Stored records
- - -

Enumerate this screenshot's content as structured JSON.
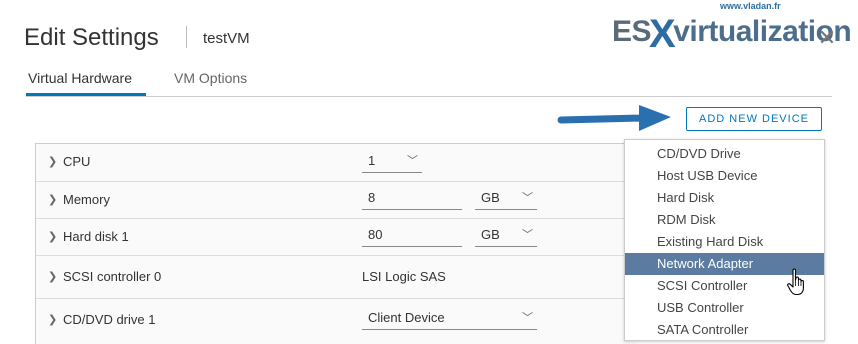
{
  "dialog": {
    "title": "Edit Settings",
    "vm_name": "testVM",
    "close_glyph": "✕"
  },
  "brand": {
    "url": "www.vladan.fr",
    "es": "ES",
    "x": "X",
    "rest": "virtualization"
  },
  "tabs": [
    {
      "label": "Virtual Hardware",
      "active": true
    },
    {
      "label": "VM Options",
      "active": false
    }
  ],
  "toolbar": {
    "add_device_label": "ADD NEW DEVICE"
  },
  "hardware": [
    {
      "label": "CPU",
      "value": "1",
      "unit": ""
    },
    {
      "label": "Memory",
      "value": "8",
      "unit": "GB"
    },
    {
      "label": "Hard disk 1",
      "value": "80",
      "unit": "GB"
    },
    {
      "label": "SCSI controller 0",
      "value": "LSI Logic SAS",
      "unit": ""
    },
    {
      "label": "CD/DVD drive 1",
      "value": "Client Device",
      "unit": ""
    }
  ],
  "device_menu": [
    {
      "label": "CD/DVD Drive",
      "selected": false
    },
    {
      "label": "Host USB Device",
      "selected": false
    },
    {
      "label": "Hard Disk",
      "selected": false
    },
    {
      "label": "RDM Disk",
      "selected": false
    },
    {
      "label": "Existing Hard Disk",
      "selected": false
    },
    {
      "label": "Network Adapter",
      "selected": true
    },
    {
      "label": "SCSI Controller",
      "selected": false
    },
    {
      "label": "USB Controller",
      "selected": false
    },
    {
      "label": "SATA Controller",
      "selected": false
    }
  ],
  "colors": {
    "accent": "#0079b8",
    "selected_bg": "#5b7ca0",
    "annotation_arrow": "#2a6fb0"
  }
}
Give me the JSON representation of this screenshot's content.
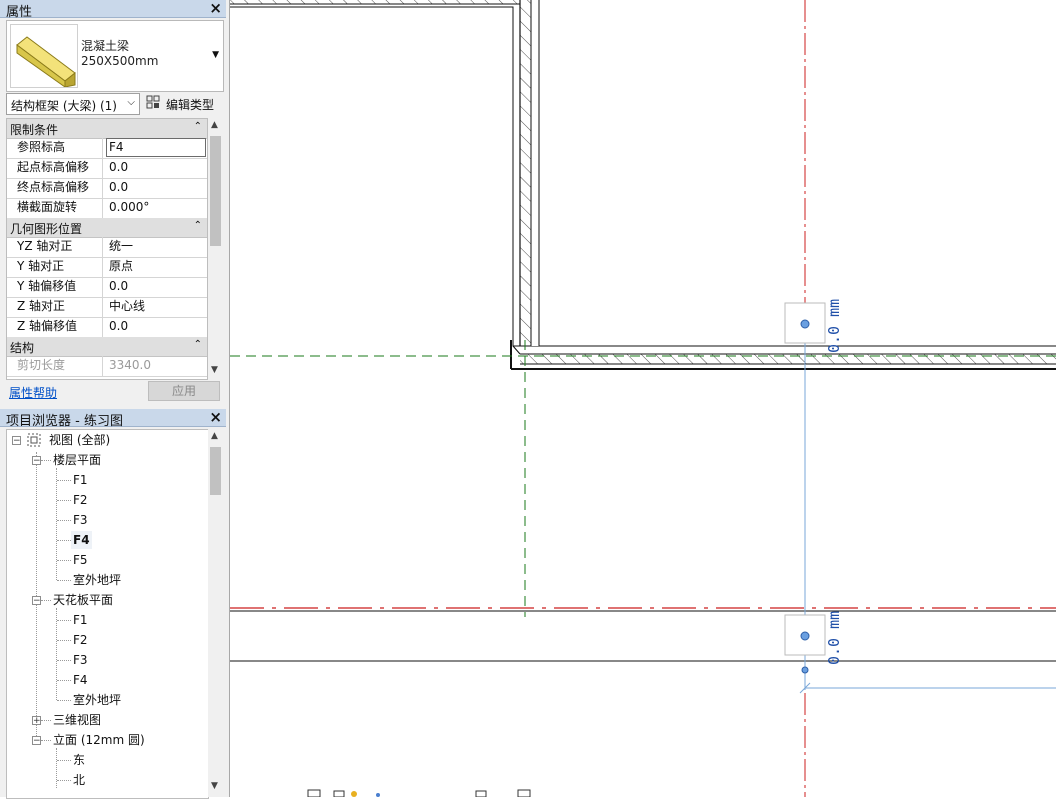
{
  "properties": {
    "title": "属性",
    "type_family": "混凝土梁",
    "type_size": "250X500mm",
    "filter_label": "结构框架 (大梁) (1)",
    "edit_type_label": "编辑类型",
    "groups": [
      {
        "name": "限制条件",
        "rows": [
          {
            "key": "参照标高",
            "value": "F4"
          },
          {
            "key": "起点标高偏移",
            "value": "0.0"
          },
          {
            "key": "终点标高偏移",
            "value": "0.0"
          },
          {
            "key": "横截面旋转",
            "value": "0.000°"
          }
        ]
      },
      {
        "name": "几何图形位置",
        "rows": [
          {
            "key": "YZ 轴对正",
            "value": "统一"
          },
          {
            "key": "Y 轴对正",
            "value": "原点"
          },
          {
            "key": "Y 轴偏移值",
            "value": "0.0"
          },
          {
            "key": "Z 轴对正",
            "value": "中心线"
          },
          {
            "key": "Z 轴偏移值",
            "value": "0.0"
          }
        ]
      },
      {
        "name": "结构",
        "rows": [
          {
            "key": "剪切长度",
            "value": "3340.0"
          }
        ]
      }
    ],
    "help_link": "属性帮助",
    "apply_label": "应用"
  },
  "browser": {
    "title": "项目浏览器 - 练习图",
    "root_label": "视图 (全部)",
    "floor_plans_label": "楼层平面",
    "floor_plans": [
      "F1",
      "F2",
      "F3",
      "F4",
      "F5",
      "室外地坪"
    ],
    "active_floor_plan": "F4",
    "ceiling_plans_label": "天花板平面",
    "ceiling_plans": [
      "F1",
      "F2",
      "F3",
      "F4",
      "室外地坪"
    ],
    "three_d_label": "三维视图",
    "elevations_label": "立面 (12mm 圆)",
    "elevations": [
      "东",
      "北"
    ]
  },
  "canvas": {
    "dim_top": "0.0 mm",
    "dim_bottom": "0.0 mm"
  },
  "colors": {
    "title_bar": "#c9d8ea",
    "grid_red": "#cc1f1f",
    "grid_green": "#1a7a1a",
    "dimension_blue": "#1f4fa8",
    "link_blue": "#0050c8"
  }
}
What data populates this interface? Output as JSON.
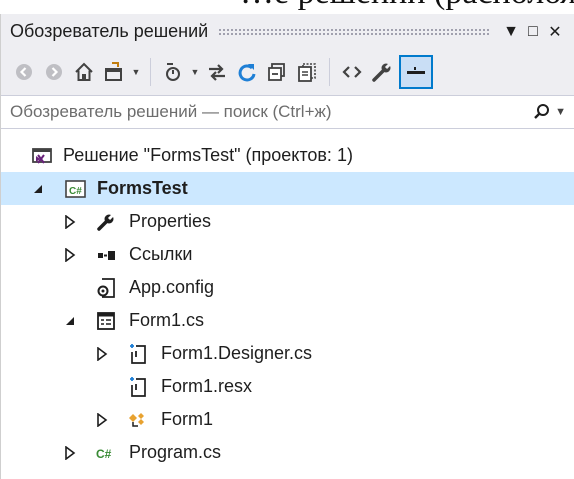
{
  "background_caption": "…е решений (расположено справа",
  "window": {
    "title": "Обозреватель решений",
    "buttons": [
      "▼",
      "□",
      "✕"
    ]
  },
  "toolbar": {
    "icons": [
      "back-icon",
      "forward-icon",
      "home-icon",
      "switch-views-icon",
      "pending-changes-icon",
      "sync-icon",
      "refresh-icon",
      "collapse-all-icon",
      "show-all-files-icon",
      "view-code-icon",
      "properties-icon",
      "preview-icon"
    ],
    "accent": "#007acc"
  },
  "search": {
    "placeholder": "Обозреватель решений — поиск (Ctrl+ж)",
    "icon": "search-icon"
  },
  "tree": [
    {
      "label": "Решение \"FormsTest\"  (проектов: 1)",
      "icon": "solution-icon",
      "level": 0,
      "arrow": "none"
    },
    {
      "label": "FormsTest",
      "icon": "csharp-project-icon",
      "level": 0,
      "arrow": "expanded",
      "selected": true
    },
    {
      "label": "Properties",
      "icon": "wrench-icon",
      "level": 1,
      "arrow": "collapsed"
    },
    {
      "label": "Ссылки",
      "icon": "references-icon",
      "level": 1,
      "arrow": "collapsed"
    },
    {
      "label": "App.config",
      "icon": "config-file-icon",
      "level": 1,
      "arrow": "none"
    },
    {
      "label": "Form1.cs",
      "icon": "form-icon",
      "level": 1,
      "arrow": "expanded"
    },
    {
      "label": "Form1.Designer.cs",
      "icon": "cs-file-icon",
      "level": 2,
      "arrow": "collapsed"
    },
    {
      "label": "Form1.resx",
      "icon": "cs-file-icon",
      "level": 2,
      "arrow": "none"
    },
    {
      "label": "Form1",
      "icon": "class-icon",
      "level": 2,
      "arrow": "collapsed"
    },
    {
      "label": "Program.cs",
      "icon": "csharp-file-icon",
      "level": 1,
      "arrow": "collapsed"
    }
  ]
}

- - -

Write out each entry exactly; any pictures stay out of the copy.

Enumerate this screenshot's content as structured JSON.
{
  "dialog": {
    "title": "Edit Settings",
    "vm_name": "testVM",
    "close_glyph": "✕"
  },
  "brand": {
    "url": "www.vladan.fr",
    "es": "ES",
    "x": "X",
    "rest": "virtualization"
  },
  "tabs": [
    {
      "label": "Virtual Hardware",
      "active": true
    },
    {
      "label": "VM Options",
      "active": false
    }
  ],
  "toolbar": {
    "add_device_label": "ADD NEW DEVICE"
  },
  "hardware": [
    {
      "label": "CPU",
      "value": "1",
      "unit": ""
    },
    {
      "label": "Memory",
      "value": "8",
      "unit": "GB"
    },
    {
      "label": "Hard disk 1",
      "value": "80",
      "unit": "GB"
    },
    {
      "label": "SCSI controller 0",
      "value": "LSI Logic SAS",
      "unit": ""
    },
    {
      "label": "CD/DVD drive 1",
      "value": "Client Device",
      "unit": ""
    }
  ],
  "device_menu": [
    {
      "label": "CD/DVD Drive",
      "selected": false
    },
    {
      "label": "Host USB Device",
      "selected": false
    },
    {
      "label": "Hard Disk",
      "selected": false
    },
    {
      "label": "RDM Disk",
      "selected": false
    },
    {
      "label": "Existing Hard Disk",
      "selected": false
    },
    {
      "label": "Network Adapter",
      "selected": true
    },
    {
      "label": "SCSI Controller",
      "selected": false
    },
    {
      "label": "USB Controller",
      "selected": false
    },
    {
      "label": "SATA Controller",
      "selected": false
    }
  ],
  "colors": {
    "accent": "#0079b8",
    "selected_bg": "#5b7ca0",
    "annotation_arrow": "#2a6fb0"
  }
}
Give me the JSON representation of this screenshot's content.
{
  "properties": {
    "title": "属性",
    "type_family": "混凝土梁",
    "type_size": "250X500mm",
    "filter_label": "结构框架 (大梁) (1)",
    "edit_type_label": "编辑类型",
    "groups": [
      {
        "name": "限制条件",
        "rows": [
          {
            "key": "参照标高",
            "value": "F4"
          },
          {
            "key": "起点标高偏移",
            "value": "0.0"
          },
          {
            "key": "终点标高偏移",
            "value": "0.0"
          },
          {
            "key": "横截面旋转",
            "value": "0.000°"
          }
        ]
      },
      {
        "name": "几何图形位置",
        "rows": [
          {
            "key": "YZ 轴对正",
            "value": "统一"
          },
          {
            "key": "Y 轴对正",
            "value": "原点"
          },
          {
            "key": "Y 轴偏移值",
            "value": "0.0"
          },
          {
            "key": "Z 轴对正",
            "value": "中心线"
          },
          {
            "key": "Z 轴偏移值",
            "value": "0.0"
          }
        ]
      },
      {
        "name": "结构",
        "rows": [
          {
            "key": "剪切长度",
            "value": "3340.0"
          }
        ]
      }
    ],
    "help_link": "属性帮助",
    "apply_label": "应用"
  },
  "browser": {
    "title": "项目浏览器 - 练习图",
    "root_label": "视图 (全部)",
    "floor_plans_label": "楼层平面",
    "floor_plans": [
      "F1",
      "F2",
      "F3",
      "F4",
      "F5",
      "室外地坪"
    ],
    "active_floor_plan": "F4",
    "ceiling_plans_label": "天花板平面",
    "ceiling_plans": [
      "F1",
      "F2",
      "F3",
      "F4",
      "室外地坪"
    ],
    "three_d_label": "三维视图",
    "elevations_label": "立面 (12mm 圆)",
    "elevations": [
      "东",
      "北"
    ]
  },
  "canvas": {
    "dim_top": "0.0 mm",
    "dim_bottom": "0.0 mm"
  },
  "colors": {
    "title_bar": "#c9d8ea",
    "grid_red": "#cc1f1f",
    "grid_green": "#1a7a1a",
    "dimension_blue": "#1f4fa8",
    "link_blue": "#0050c8"
  }
}
What data populates this interface? Output as JSON.
{
  "background_caption": "…е решений (расположено справа",
  "window": {
    "title": "Обозреватель решений",
    "buttons": [
      "▼",
      "□",
      "✕"
    ]
  },
  "toolbar": {
    "icons": [
      "back-icon",
      "forward-icon",
      "home-icon",
      "switch-views-icon",
      "pending-changes-icon",
      "sync-icon",
      "refresh-icon",
      "collapse-all-icon",
      "show-all-files-icon",
      "view-code-icon",
      "properties-icon",
      "preview-icon"
    ],
    "accent": "#007acc"
  },
  "search": {
    "placeholder": "Обозреватель решений — поиск (Ctrl+ж)",
    "icon": "search-icon"
  },
  "tree": [
    {
      "label": "Решение \"FormsTest\"  (проектов: 1)",
      "icon": "solution-icon",
      "level": 0,
      "arrow": "none"
    },
    {
      "label": "FormsTest",
      "icon": "csharp-project-icon",
      "level": 0,
      "arrow": "expanded",
      "selected": true
    },
    {
      "label": "Properties",
      "icon": "wrench-icon",
      "level": 1,
      "arrow": "collapsed"
    },
    {
      "label": "Ссылки",
      "icon": "references-icon",
      "level": 1,
      "arrow": "collapsed"
    },
    {
      "label": "App.config",
      "icon": "config-file-icon",
      "level": 1,
      "arrow": "none"
    },
    {
      "label": "Form1.cs",
      "icon": "form-icon",
      "level": 1,
      "arrow": "expanded"
    },
    {
      "label": "Form1.Designer.cs",
      "icon": "cs-file-icon",
      "level": 2,
      "arrow": "collapsed"
    },
    {
      "label": "Form1.resx",
      "icon": "cs-file-icon",
      "level": 2,
      "arrow": "none"
    },
    {
      "label": "Form1",
      "icon": "class-icon",
      "level": 2,
      "arrow": "collapsed"
    },
    {
      "label": "Program.cs",
      "icon": "csharp-file-icon",
      "level": 1,
      "arrow": "collapsed"
    }
  ]
}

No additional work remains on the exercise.